• [What is expected]: What lines in the records include the string "style"? Return each one.

Extracted material below:

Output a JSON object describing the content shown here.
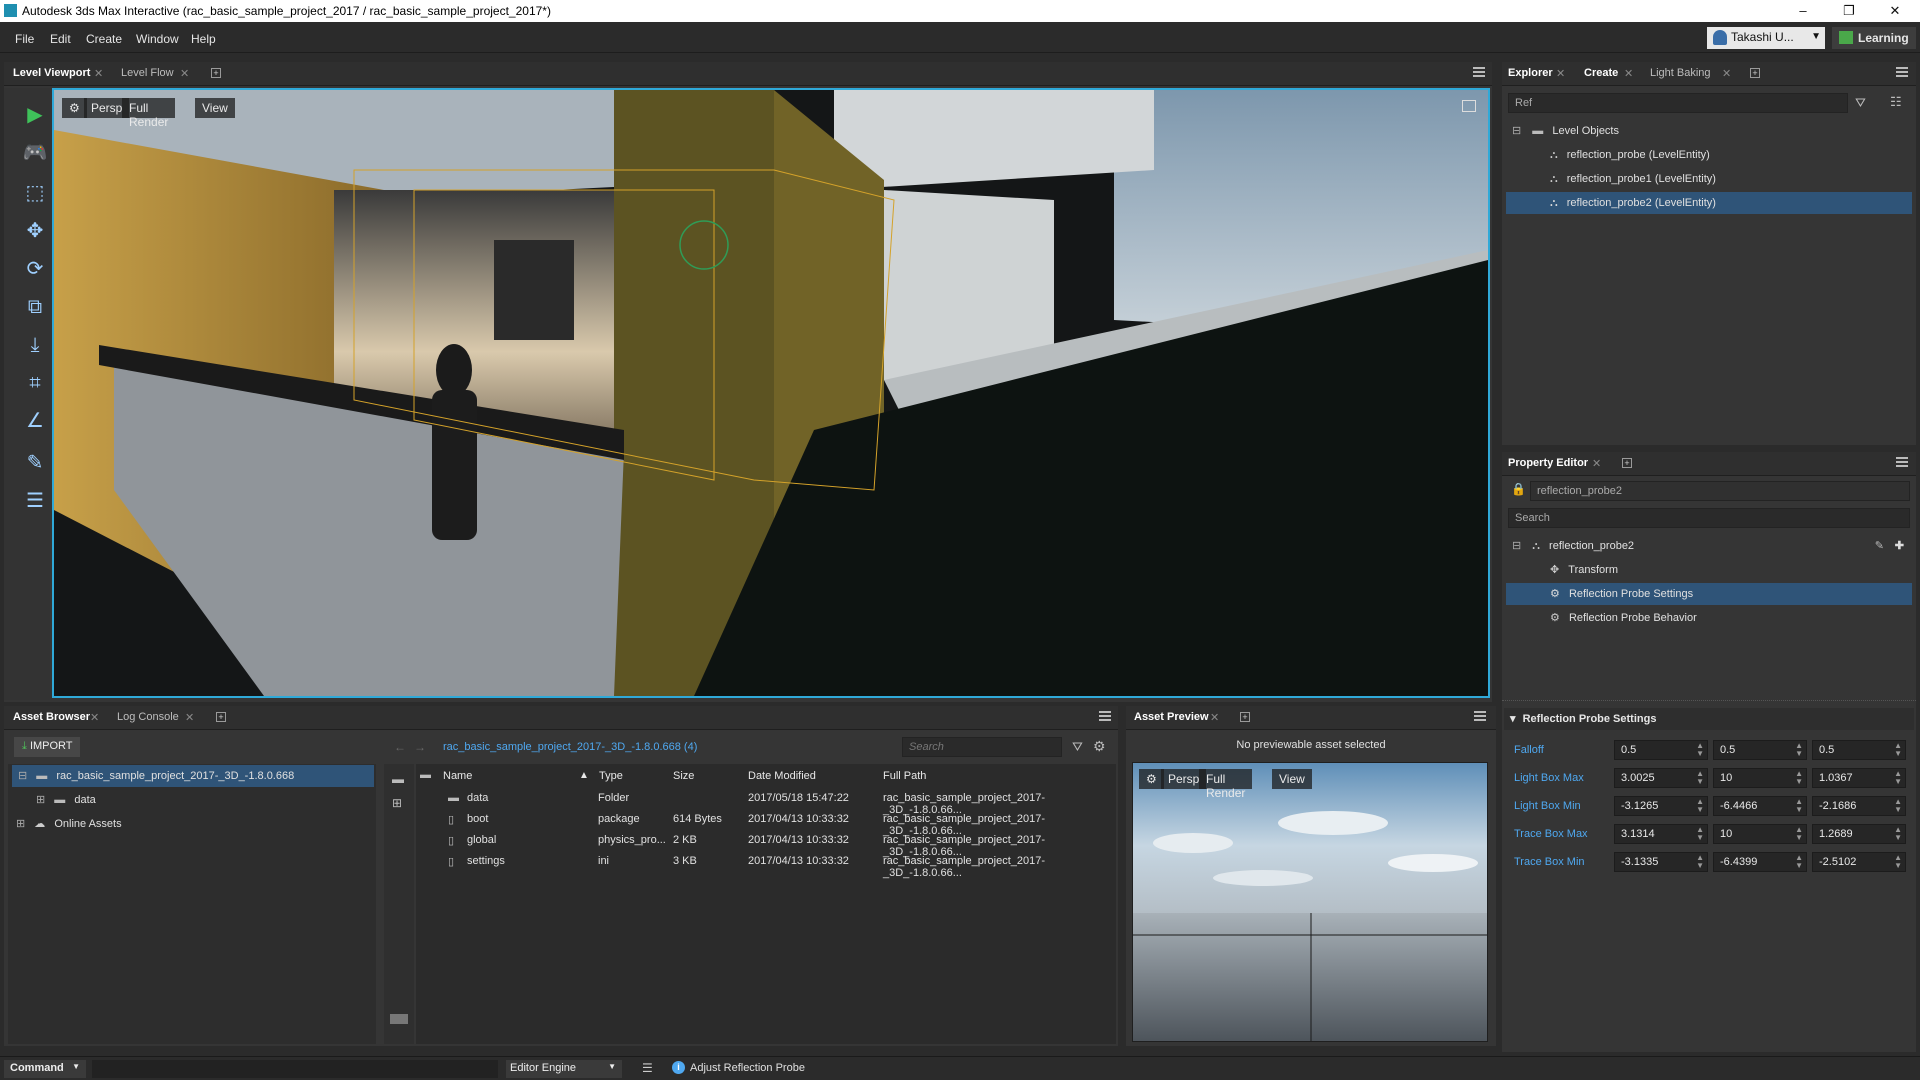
{
  "window": {
    "title": "Autodesk 3ds Max Interactive (rac_basic_sample_project_2017 / rac_basic_sample_project_2017*)",
    "minimize": "–",
    "restore": "❐",
    "close": "✕"
  },
  "menu": {
    "items": [
      "File",
      "Edit",
      "Create",
      "Window",
      "Help"
    ],
    "user": "Takashi U...",
    "learning": "Learning"
  },
  "viewport_panel": {
    "tabs": [
      {
        "label": "Level Viewport",
        "active": true
      },
      {
        "label": "Level Flow",
        "active": false
      }
    ],
    "toolbar": {
      "camera": "Persp",
      "render": "Full Render",
      "view": "View"
    },
    "tools": [
      "play-icon",
      "gamepad-icon",
      "select-icon",
      "move-icon",
      "rotate-icon",
      "scale-icon",
      "snap-icon",
      "pivot-icon",
      "angle-icon",
      "paint-icon",
      "layers-icon"
    ]
  },
  "explorer": {
    "tabs": [
      {
        "label": "Explorer",
        "active": true
      },
      {
        "label": "Create",
        "active": true
      },
      {
        "label": "Light Baking",
        "active": false
      }
    ],
    "search_value": "Ref",
    "root": "Level Objects",
    "items": [
      {
        "label": "reflection_probe (LevelEntity)",
        "selected": false
      },
      {
        "label": "reflection_probe1 (LevelEntity)",
        "selected": false
      },
      {
        "label": "reflection_probe2 (LevelEntity)",
        "selected": true
      }
    ]
  },
  "property_editor": {
    "tab": "Property Editor",
    "object_name": "reflection_probe2",
    "search_placeholder": "Search",
    "root": "reflection_probe2",
    "components": [
      {
        "label": "Transform",
        "selected": false
      },
      {
        "label": "Reflection Probe Settings",
        "selected": true
      },
      {
        "label": "Reflection Probe Behavior",
        "selected": false
      }
    ],
    "section_title": "Reflection Probe Settings",
    "properties": [
      {
        "label": "Falloff",
        "values": [
          "0.5",
          "0.5",
          "0.5"
        ]
      },
      {
        "label": "Light Box Max",
        "values": [
          "3.0025",
          "10",
          "1.0367"
        ]
      },
      {
        "label": "Light Box Min",
        "values": [
          "-3.1265",
          "-6.4466",
          "-2.1686"
        ]
      },
      {
        "label": "Trace Box Max",
        "values": [
          "3.1314",
          "10",
          "1.2689"
        ]
      },
      {
        "label": "Trace Box Min",
        "values": [
          "-3.1335",
          "-6.4399",
          "-2.5102"
        ]
      }
    ]
  },
  "asset_browser": {
    "tabs": [
      {
        "label": "Asset Browser",
        "active": true
      },
      {
        "label": "Log Console",
        "active": false
      }
    ],
    "import_label": "IMPORT",
    "breadcrumb": "rac_basic_sample_project_2017-_3D_-1.8.0.668 (4)",
    "search_placeholder": "Search",
    "tree": [
      {
        "label": "rac_basic_sample_project_2017-_3D_-1.8.0.668",
        "selected": true
      },
      {
        "label": "data",
        "selected": false
      },
      {
        "label": "Online Assets",
        "selected": false
      }
    ],
    "columns": [
      "Name",
      "Type",
      "Size",
      "Date Modified",
      "Full Path"
    ],
    "rows": [
      {
        "name": "data",
        "type": "Folder",
        "size": "",
        "date": "2017/05/18 15:47:22",
        "path": "rac_basic_sample_project_2017-_3D_-1.8.0.66..."
      },
      {
        "name": "boot",
        "type": "package",
        "size": "614 Bytes",
        "date": "2017/04/13 10:33:32",
        "path": "rac_basic_sample_project_2017-_3D_-1.8.0.66..."
      },
      {
        "name": "global",
        "type": "physics_pro...",
        "size": "2 KB",
        "date": "2017/04/13 10:33:32",
        "path": "rac_basic_sample_project_2017-_3D_-1.8.0.66..."
      },
      {
        "name": "settings",
        "type": "ini",
        "size": "3 KB",
        "date": "2017/04/13 10:33:32",
        "path": "rac_basic_sample_project_2017-_3D_-1.8.0.66..."
      }
    ]
  },
  "asset_preview": {
    "tab": "Asset Preview",
    "message": "No previewable asset selected",
    "toolbar": {
      "camera": "Persp",
      "render": "Full Render",
      "view": "View"
    }
  },
  "statusbar": {
    "command_label": "Command",
    "engine_label": "Editor Engine",
    "status_text": "Adjust Reflection Probe"
  },
  "colors": {
    "accent": "#2fa9d8",
    "selection": "#2f5478",
    "prop_label": "#4fa8f0"
  }
}
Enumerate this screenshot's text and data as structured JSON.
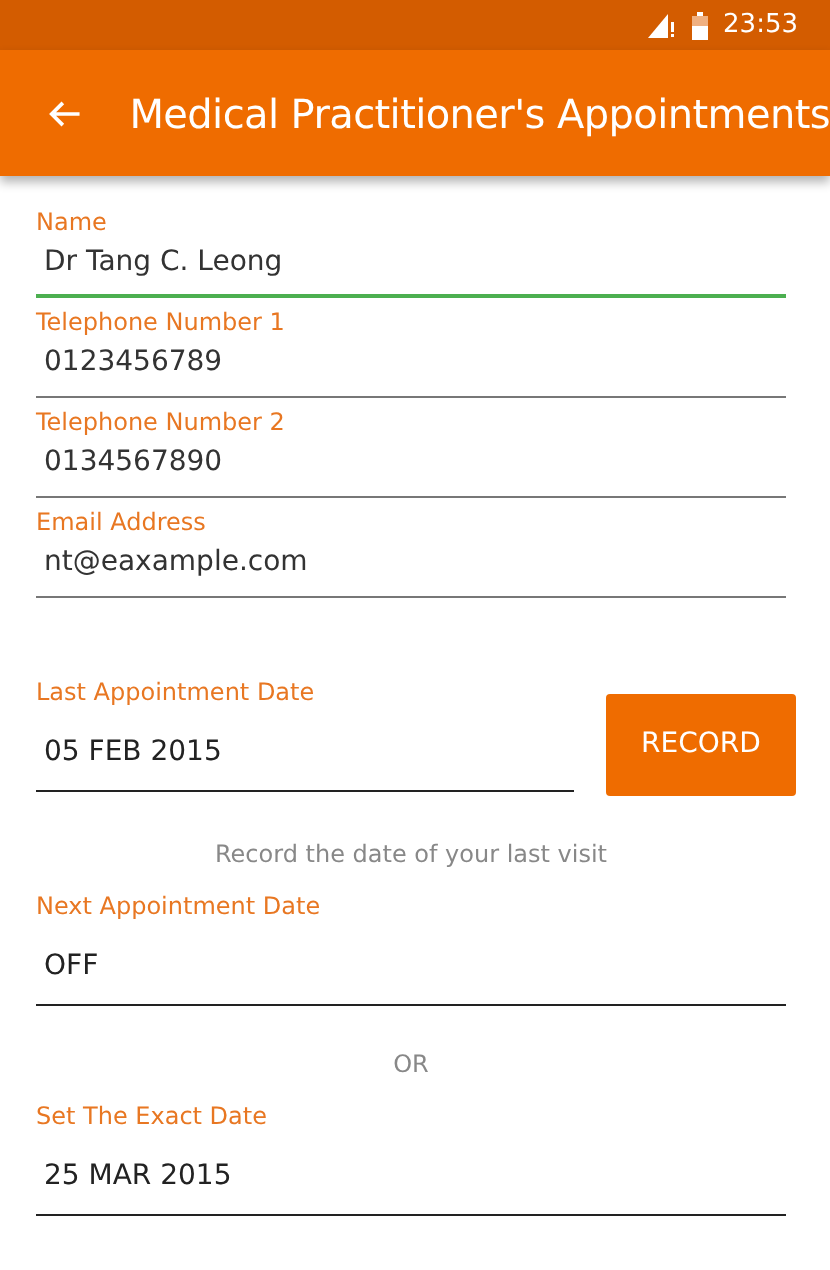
{
  "status_bar": {
    "time": "23:53"
  },
  "app_bar": {
    "title": "Medical Practitioner's Appointments"
  },
  "fields": [
    {
      "label": "Name",
      "value": "Dr Tang C. Leong",
      "focused": true
    },
    {
      "label": "Telephone Number 1",
      "value": "0123456789",
      "focused": false
    },
    {
      "label": "Telephone Number 2",
      "value": "0134567890",
      "focused": false
    },
    {
      "label": "Email Address",
      "value": "nt@eaxample.com",
      "focused": false
    }
  ],
  "last_appointment": {
    "label": "Last Appointment Date",
    "value": "05 FEB 2015",
    "button": "RECORD",
    "hint": "Record the date of your last visit"
  },
  "next_appointment": {
    "label": "Next Appointment Date",
    "value": "OFF"
  },
  "separator": "OR",
  "exact_date": {
    "label": "Set The Exact Date",
    "value": "25 MAR 2015"
  }
}
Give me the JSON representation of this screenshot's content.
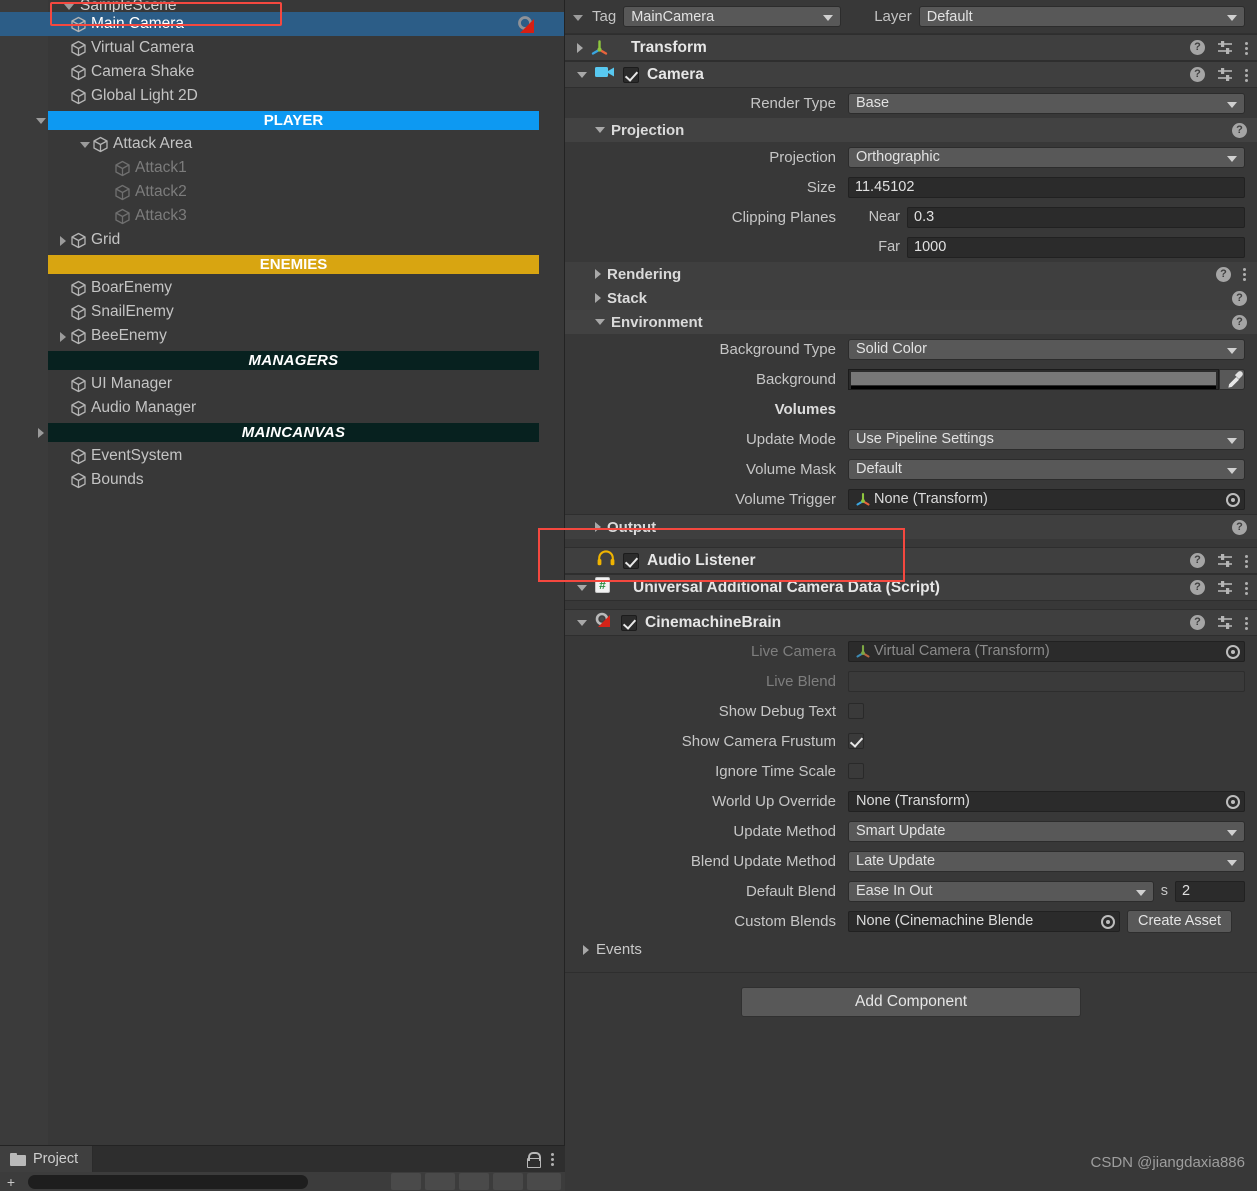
{
  "hierarchy": {
    "panel_name": "Hierarchy",
    "scene_row": {
      "label": "SampleScene"
    },
    "items": [
      {
        "label": "Main Camera",
        "type": "object",
        "indent": 2,
        "selected": true,
        "twisty": "none",
        "dim": false,
        "has_cinemachine_icon": true
      },
      {
        "label": "Virtual Camera",
        "type": "object",
        "indent": 2,
        "selected": false,
        "twisty": "none",
        "dim": false
      },
      {
        "label": "Camera Shake",
        "type": "object",
        "indent": 2,
        "selected": false,
        "twisty": "none",
        "dim": false
      },
      {
        "label": "Global Light 2D",
        "type": "object",
        "indent": 2,
        "selected": false,
        "twisty": "none",
        "dim": false
      },
      {
        "label": "PLAYER",
        "type": "banner",
        "style": "player",
        "indent": 1,
        "twisty": "down"
      },
      {
        "label": "Attack Area",
        "type": "object",
        "indent": 3,
        "selected": false,
        "twisty": "down",
        "dim": false
      },
      {
        "label": "Attack1",
        "type": "object",
        "indent": 4,
        "selected": false,
        "twisty": "none",
        "dim": true
      },
      {
        "label": "Attack2",
        "type": "object",
        "indent": 4,
        "selected": false,
        "twisty": "none",
        "dim": true
      },
      {
        "label": "Attack3",
        "type": "object",
        "indent": 4,
        "selected": false,
        "twisty": "none",
        "dim": true
      },
      {
        "label": "Grid",
        "type": "object",
        "indent": 2,
        "selected": false,
        "twisty": "right",
        "dim": false
      },
      {
        "label": "ENEMIES",
        "type": "banner",
        "style": "enemies",
        "indent": 1,
        "twisty": "none"
      },
      {
        "label": "BoarEnemy",
        "type": "object",
        "indent": 2,
        "selected": false,
        "twisty": "none",
        "dim": false
      },
      {
        "label": "SnailEnemy",
        "type": "object",
        "indent": 2,
        "selected": false,
        "twisty": "none",
        "dim": false
      },
      {
        "label": "BeeEnemy",
        "type": "object",
        "indent": 2,
        "selected": false,
        "twisty": "right",
        "dim": false
      },
      {
        "label": "MANAGERS",
        "type": "banner",
        "style": "managers",
        "indent": 1,
        "twisty": "none"
      },
      {
        "label": "UI Manager",
        "type": "object",
        "indent": 2,
        "selected": false,
        "twisty": "none",
        "dim": false
      },
      {
        "label": "Audio Manager",
        "type": "object",
        "indent": 2,
        "selected": false,
        "twisty": "none",
        "dim": false
      },
      {
        "label": "MAINCANVAS",
        "type": "banner",
        "style": "maincanvas",
        "indent": 1,
        "twisty": "right"
      },
      {
        "label": "EventSystem",
        "type": "object",
        "indent": 2,
        "selected": false,
        "twisty": "none",
        "dim": false
      },
      {
        "label": "Bounds",
        "type": "object",
        "indent": 2,
        "selected": false,
        "twisty": "none",
        "dim": false
      }
    ]
  },
  "project": {
    "tab_label": "Project",
    "folder_icon": "folder-icon",
    "lock_icon": "lock-icon",
    "menu_icon": "kebab-menu-icon",
    "search_placeholder": ""
  },
  "inspector": {
    "tag": {
      "label": "Tag",
      "value": "MainCamera"
    },
    "layer": {
      "label": "Layer",
      "value": "Default"
    },
    "components": [
      {
        "name": "Transform",
        "icon": "transform-gizmo-icon",
        "expanded": false,
        "has_checkbox": false
      },
      {
        "name": "Camera",
        "icon": "camera-icon",
        "expanded": true,
        "has_checkbox": true,
        "enabled": true
      },
      {
        "name": "Audio Listener",
        "icon": "headphones-icon",
        "expanded": false,
        "has_checkbox": true,
        "enabled": true,
        "highlighted": true
      },
      {
        "name": "Universal Additional Camera Data (Script)",
        "icon": "script-icon",
        "expanded": true,
        "has_checkbox": false
      },
      {
        "name": "CinemachineBrain",
        "icon": "cinemachine-icon",
        "expanded": true,
        "has_checkbox": true,
        "enabled": true
      }
    ],
    "camera": {
      "render_type": {
        "label": "Render Type",
        "value": "Base"
      },
      "projection_section": "Projection",
      "projection": {
        "label": "Projection",
        "value": "Orthographic"
      },
      "size": {
        "label": "Size",
        "value": "11.45102"
      },
      "clipping_planes": {
        "label": "Clipping Planes",
        "near_label": "Near",
        "near": "0.3",
        "far_label": "Far",
        "far": "1000"
      },
      "rendering_section": "Rendering",
      "stack_section": "Stack",
      "environment_section": "Environment",
      "background_type": {
        "label": "Background Type",
        "value": "Solid Color"
      },
      "background": {
        "label": "Background",
        "color": "#787878"
      },
      "volumes_label": "Volumes",
      "update_mode": {
        "label": "Update Mode",
        "value": "Use Pipeline Settings"
      },
      "volume_mask": {
        "label": "Volume Mask",
        "value": "Default"
      },
      "volume_trigger": {
        "label": "Volume Trigger",
        "value": "None (Transform)"
      },
      "output_section": "Output"
    },
    "cinemachine": {
      "live_camera": {
        "label": "Live Camera",
        "value": "Virtual Camera (Transform)"
      },
      "live_blend": {
        "label": "Live Blend",
        "value": ""
      },
      "show_debug_text": {
        "label": "Show Debug Text",
        "checked": false
      },
      "show_camera_frustum": {
        "label": "Show Camera Frustum",
        "checked": true
      },
      "ignore_time_scale": {
        "label": "Ignore Time Scale",
        "checked": false
      },
      "world_up_override": {
        "label": "World Up Override",
        "value": "None (Transform)"
      },
      "update_method": {
        "label": "Update Method",
        "value": "Smart Update"
      },
      "blend_update_method": {
        "label": "Blend Update Method",
        "value": "Late Update"
      },
      "default_blend": {
        "label": "Default Blend",
        "value": "Ease In Out",
        "unit": "s",
        "seconds": "2"
      },
      "custom_blends": {
        "label": "Custom Blends",
        "value": "None (Cinemachine Blende",
        "button": "Create Asset"
      },
      "events_section": "Events"
    },
    "add_component": "Add Component",
    "watermark": "CSDN @jiangdaxia886"
  },
  "colors": {
    "selection_blue": "#2c5d87",
    "player_banner": "#0d99f2",
    "enemies_banner": "#d8a511",
    "managers_banner": "#07211f",
    "highlight_red": "#f4483f",
    "panel_bg": "#383838"
  }
}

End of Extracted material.

• [Finished task]:
        "style": "player",
        "style": "enemies",
        "style": "managers",
        "style": "maincanvas",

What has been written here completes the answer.